- Task statement
Return every line of the data that contains the string "name".

- Data for processing
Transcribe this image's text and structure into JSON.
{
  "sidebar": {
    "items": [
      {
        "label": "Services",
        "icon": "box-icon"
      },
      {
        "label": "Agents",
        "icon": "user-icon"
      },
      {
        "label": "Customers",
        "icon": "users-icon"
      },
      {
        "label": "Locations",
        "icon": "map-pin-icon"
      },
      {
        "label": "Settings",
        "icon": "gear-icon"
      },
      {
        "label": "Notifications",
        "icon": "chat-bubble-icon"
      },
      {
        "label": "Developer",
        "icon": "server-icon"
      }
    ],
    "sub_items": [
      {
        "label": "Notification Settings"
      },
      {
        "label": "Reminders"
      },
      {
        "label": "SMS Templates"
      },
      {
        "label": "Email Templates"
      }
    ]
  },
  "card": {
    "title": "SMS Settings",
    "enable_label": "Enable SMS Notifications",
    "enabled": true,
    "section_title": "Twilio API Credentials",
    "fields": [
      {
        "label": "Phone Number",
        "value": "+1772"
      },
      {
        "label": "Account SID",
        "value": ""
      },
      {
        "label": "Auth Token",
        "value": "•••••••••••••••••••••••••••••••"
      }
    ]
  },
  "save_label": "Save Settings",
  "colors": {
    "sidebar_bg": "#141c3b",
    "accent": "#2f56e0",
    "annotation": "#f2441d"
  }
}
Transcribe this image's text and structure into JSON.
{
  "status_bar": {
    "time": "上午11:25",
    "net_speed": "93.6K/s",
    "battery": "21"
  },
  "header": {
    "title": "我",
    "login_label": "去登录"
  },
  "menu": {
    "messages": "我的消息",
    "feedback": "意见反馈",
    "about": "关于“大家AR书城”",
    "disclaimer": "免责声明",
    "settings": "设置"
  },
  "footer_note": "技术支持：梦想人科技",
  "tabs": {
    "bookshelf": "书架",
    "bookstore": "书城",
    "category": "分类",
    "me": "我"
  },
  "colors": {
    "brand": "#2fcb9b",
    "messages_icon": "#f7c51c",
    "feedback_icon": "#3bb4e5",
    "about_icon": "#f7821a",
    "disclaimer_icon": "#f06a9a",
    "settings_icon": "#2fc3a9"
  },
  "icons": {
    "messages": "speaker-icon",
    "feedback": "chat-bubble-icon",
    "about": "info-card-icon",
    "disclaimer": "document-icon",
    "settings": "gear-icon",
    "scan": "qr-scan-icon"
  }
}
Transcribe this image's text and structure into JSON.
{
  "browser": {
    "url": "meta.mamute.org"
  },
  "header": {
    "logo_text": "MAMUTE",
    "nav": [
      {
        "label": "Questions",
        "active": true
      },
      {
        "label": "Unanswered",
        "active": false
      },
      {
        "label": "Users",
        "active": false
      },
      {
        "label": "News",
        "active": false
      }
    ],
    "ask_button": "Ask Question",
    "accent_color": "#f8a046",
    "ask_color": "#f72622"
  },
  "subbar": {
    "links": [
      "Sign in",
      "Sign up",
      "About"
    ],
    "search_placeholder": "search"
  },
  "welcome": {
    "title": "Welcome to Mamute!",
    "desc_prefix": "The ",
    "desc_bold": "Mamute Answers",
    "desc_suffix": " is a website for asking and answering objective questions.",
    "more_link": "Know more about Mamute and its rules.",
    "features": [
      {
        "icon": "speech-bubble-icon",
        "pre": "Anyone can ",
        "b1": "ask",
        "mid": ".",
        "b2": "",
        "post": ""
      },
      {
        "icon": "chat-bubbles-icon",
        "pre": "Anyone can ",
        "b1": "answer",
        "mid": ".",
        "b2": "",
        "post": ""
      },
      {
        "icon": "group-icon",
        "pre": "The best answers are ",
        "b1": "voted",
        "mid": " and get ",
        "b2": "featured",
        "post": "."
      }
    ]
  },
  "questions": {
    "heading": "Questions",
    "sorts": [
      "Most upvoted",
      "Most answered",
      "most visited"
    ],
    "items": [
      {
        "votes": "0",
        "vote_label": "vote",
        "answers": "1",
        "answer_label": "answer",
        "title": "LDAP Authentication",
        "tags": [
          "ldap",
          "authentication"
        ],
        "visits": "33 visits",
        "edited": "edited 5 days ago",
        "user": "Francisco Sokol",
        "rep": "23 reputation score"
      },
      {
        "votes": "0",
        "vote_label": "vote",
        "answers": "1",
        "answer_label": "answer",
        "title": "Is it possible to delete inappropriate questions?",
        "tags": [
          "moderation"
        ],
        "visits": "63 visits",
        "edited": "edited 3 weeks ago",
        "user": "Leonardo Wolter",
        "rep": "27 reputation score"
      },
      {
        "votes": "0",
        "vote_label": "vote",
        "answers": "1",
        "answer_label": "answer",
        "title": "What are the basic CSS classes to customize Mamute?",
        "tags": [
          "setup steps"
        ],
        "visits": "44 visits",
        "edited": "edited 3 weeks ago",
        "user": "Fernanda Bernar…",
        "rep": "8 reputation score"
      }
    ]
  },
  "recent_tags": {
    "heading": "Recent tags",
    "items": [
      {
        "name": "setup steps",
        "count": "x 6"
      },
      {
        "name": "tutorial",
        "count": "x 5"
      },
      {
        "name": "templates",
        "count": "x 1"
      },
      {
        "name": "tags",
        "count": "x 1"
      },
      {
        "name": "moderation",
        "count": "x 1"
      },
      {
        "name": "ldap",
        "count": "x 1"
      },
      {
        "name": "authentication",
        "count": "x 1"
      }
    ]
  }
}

- Response area
        "name": "setup steps",
        "name": "tutorial",
        "name": "templates",
        "name": "tags",
        "name": "moderation",
        "name": "ldap",
        "name": "authentication",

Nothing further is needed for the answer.